Print the entire listing below word for word, excluding its pictures.

**Supplied material**
■ ■ ■ ■ ■ ■ ■

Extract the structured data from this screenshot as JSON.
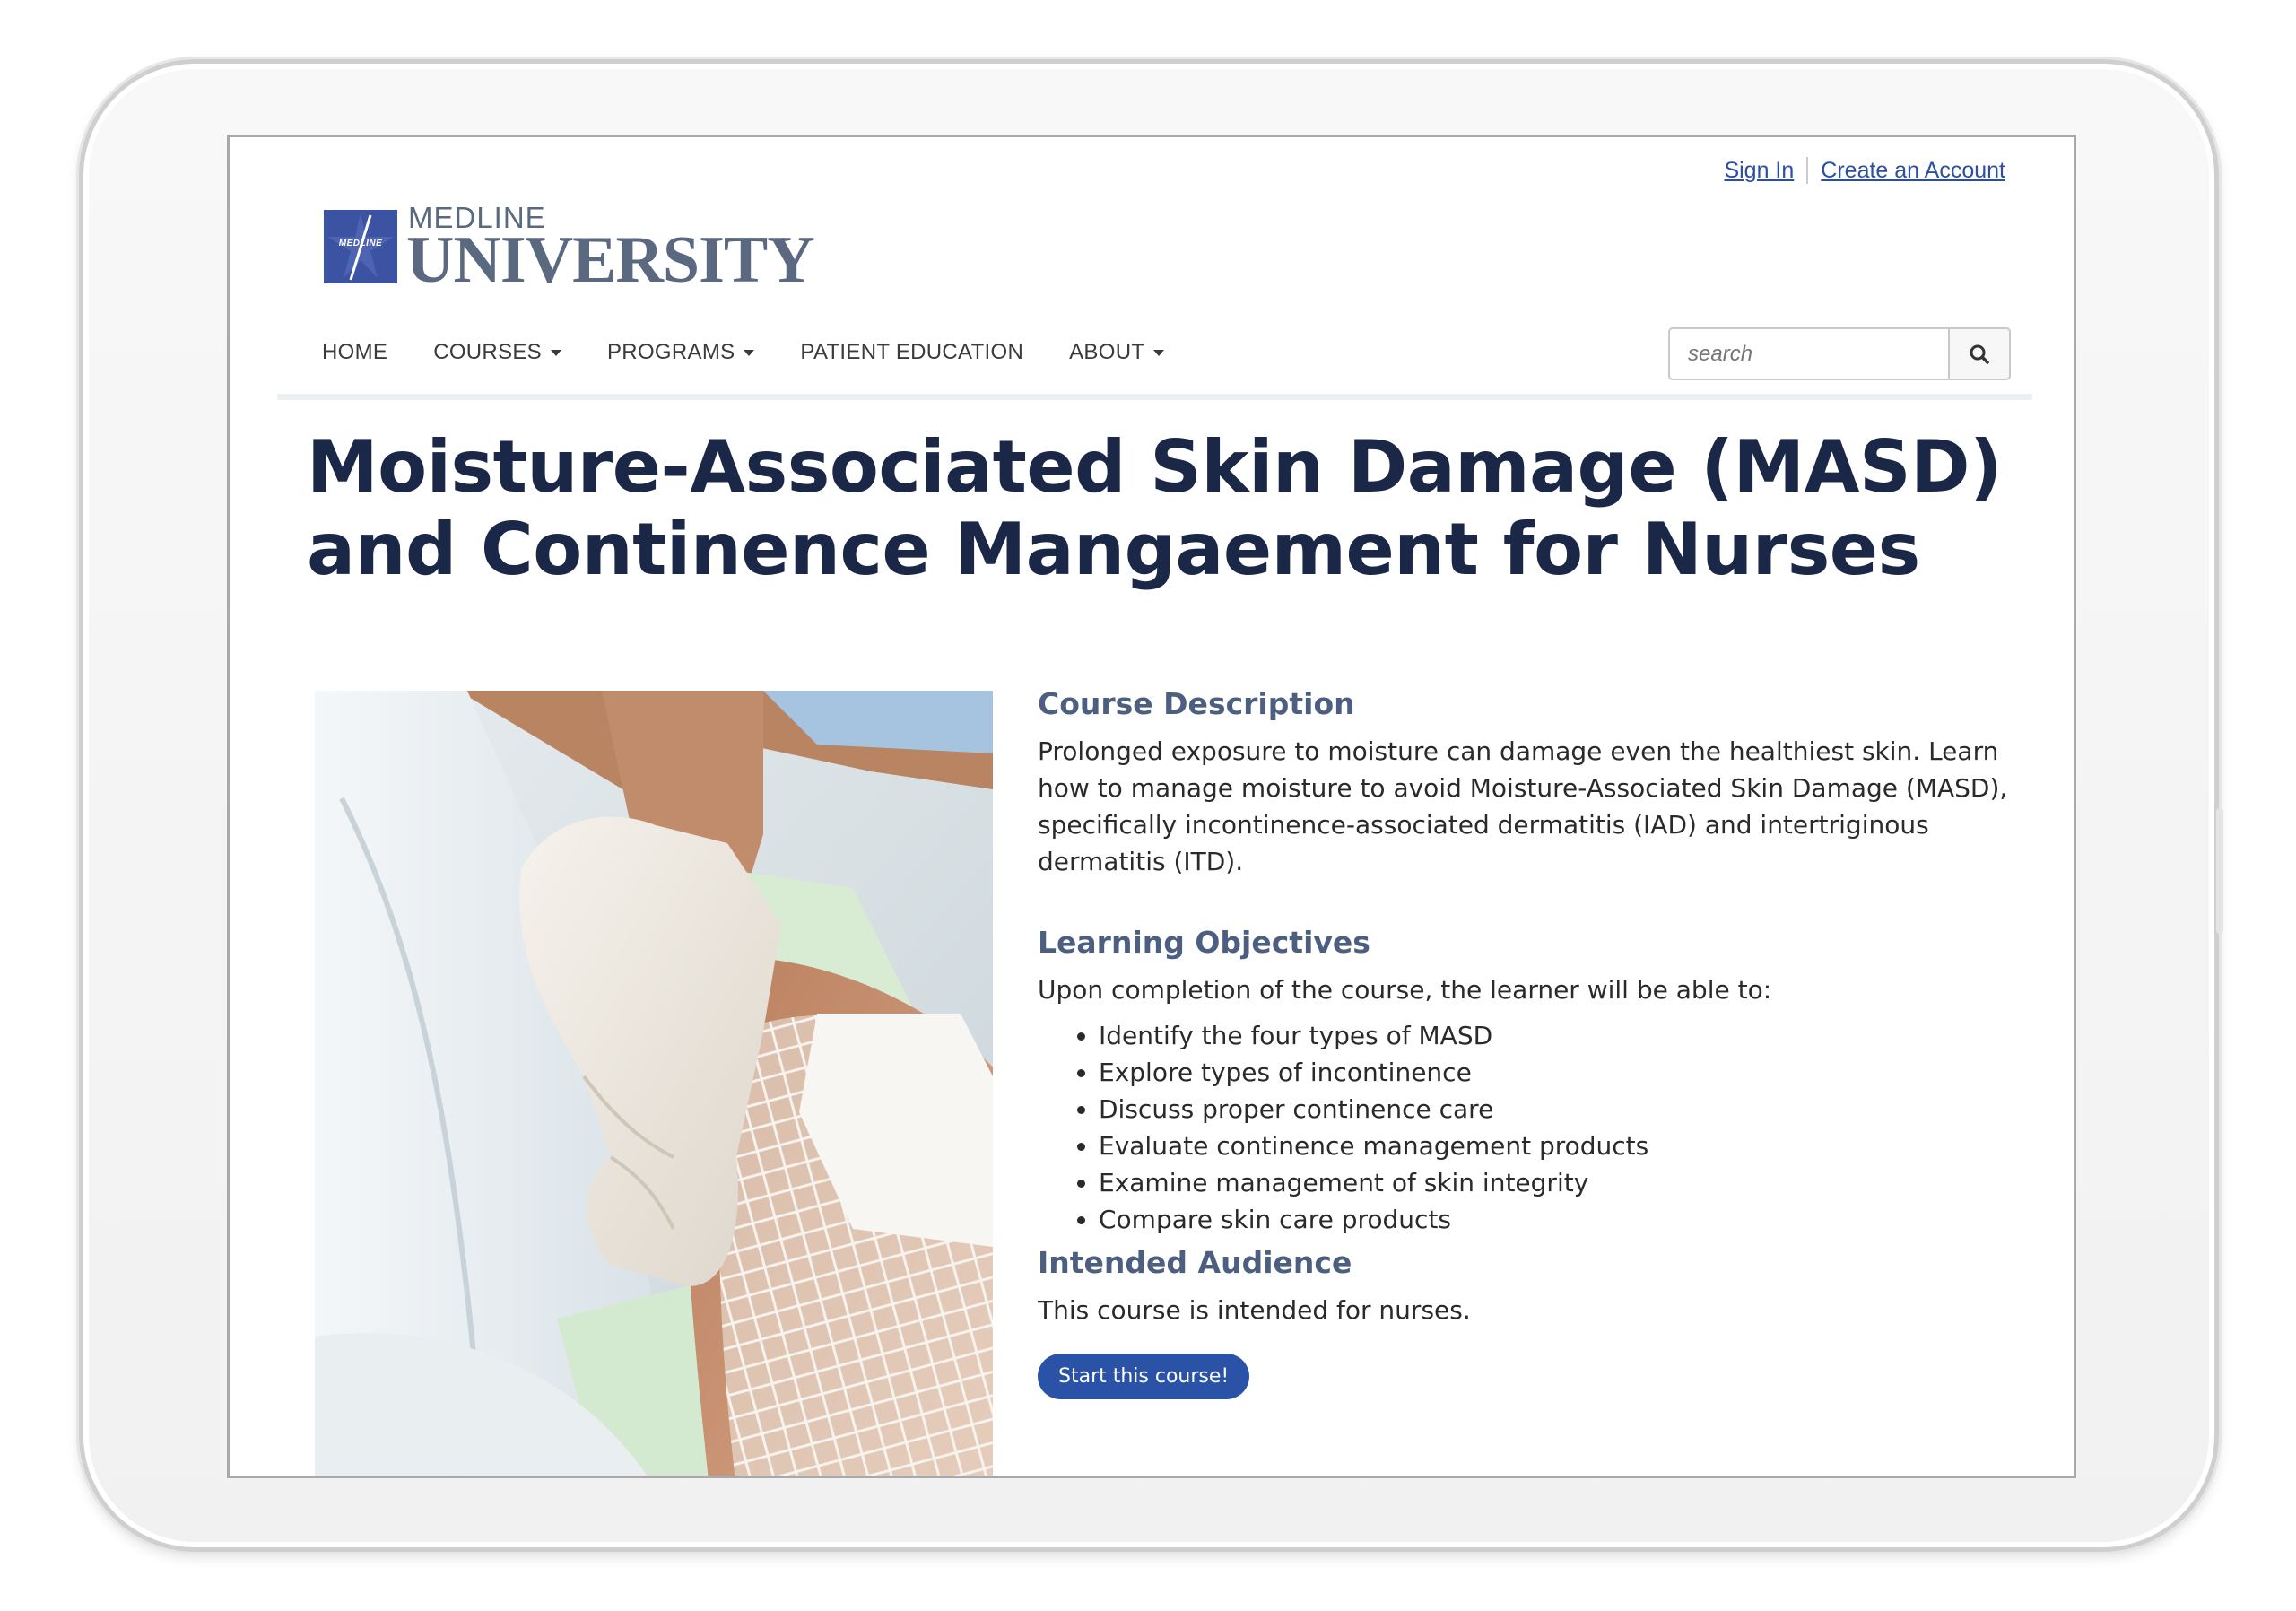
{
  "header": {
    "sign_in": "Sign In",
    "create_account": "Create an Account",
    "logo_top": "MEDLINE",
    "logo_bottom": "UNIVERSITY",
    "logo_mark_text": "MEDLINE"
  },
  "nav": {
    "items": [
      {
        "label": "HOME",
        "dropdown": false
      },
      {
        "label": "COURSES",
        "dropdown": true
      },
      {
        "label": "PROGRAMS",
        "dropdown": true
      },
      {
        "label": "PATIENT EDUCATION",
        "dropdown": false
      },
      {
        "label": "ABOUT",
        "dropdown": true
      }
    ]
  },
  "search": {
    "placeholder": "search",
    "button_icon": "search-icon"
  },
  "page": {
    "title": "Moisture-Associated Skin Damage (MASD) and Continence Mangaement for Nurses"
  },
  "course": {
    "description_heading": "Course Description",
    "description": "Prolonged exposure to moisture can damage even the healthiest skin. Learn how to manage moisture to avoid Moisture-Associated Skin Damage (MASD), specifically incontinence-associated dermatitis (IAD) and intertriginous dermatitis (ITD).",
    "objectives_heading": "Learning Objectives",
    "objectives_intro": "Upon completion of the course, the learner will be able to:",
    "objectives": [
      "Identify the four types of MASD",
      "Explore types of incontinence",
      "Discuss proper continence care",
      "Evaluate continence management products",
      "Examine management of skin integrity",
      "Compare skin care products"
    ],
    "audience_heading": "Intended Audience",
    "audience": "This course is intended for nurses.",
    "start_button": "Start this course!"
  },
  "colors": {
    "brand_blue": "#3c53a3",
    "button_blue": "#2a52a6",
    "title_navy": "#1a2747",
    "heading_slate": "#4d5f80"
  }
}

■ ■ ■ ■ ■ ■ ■

**Answer space**
Extract the structured data from this screenshot as JSON.
{
  "header": {
    "sign_in": "Sign In",
    "create_account": "Create an Account",
    "logo_top": "MEDLINE",
    "logo_bottom": "UNIVERSITY",
    "logo_mark_text": "MEDLINE"
  },
  "nav": {
    "items": [
      {
        "label": "HOME",
        "dropdown": false
      },
      {
        "label": "COURSES",
        "dropdown": true
      },
      {
        "label": "PROGRAMS",
        "dropdown": true
      },
      {
        "label": "PATIENT EDUCATION",
        "dropdown": false
      },
      {
        "label": "ABOUT",
        "dropdown": true
      }
    ]
  },
  "search": {
    "placeholder": "search",
    "button_icon": "search-icon"
  },
  "page": {
    "title": "Moisture-Associated Skin Damage (MASD) and Continence Mangaement for Nurses"
  },
  "course": {
    "description_heading": "Course Description",
    "description": "Prolonged exposure to moisture can damage even the healthiest skin. Learn how to manage moisture to avoid Moisture-Associated Skin Damage (MASD), specifically incontinence-associated dermatitis (IAD) and intertriginous dermatitis (ITD).",
    "objectives_heading": "Learning Objectives",
    "objectives_intro": "Upon completion of the course, the learner will be able to:",
    "objectives": [
      "Identify the four types of MASD",
      "Explore types of incontinence",
      "Discuss proper continence care",
      "Evaluate continence management products",
      "Examine management of skin integrity",
      "Compare skin care products"
    ],
    "audience_heading": "Intended Audience",
    "audience": "This course is intended for nurses.",
    "start_button": "Start this course!"
  },
  "colors": {
    "brand_blue": "#3c53a3",
    "button_blue": "#2a52a6",
    "title_navy": "#1a2747",
    "heading_slate": "#4d5f80"
  }
}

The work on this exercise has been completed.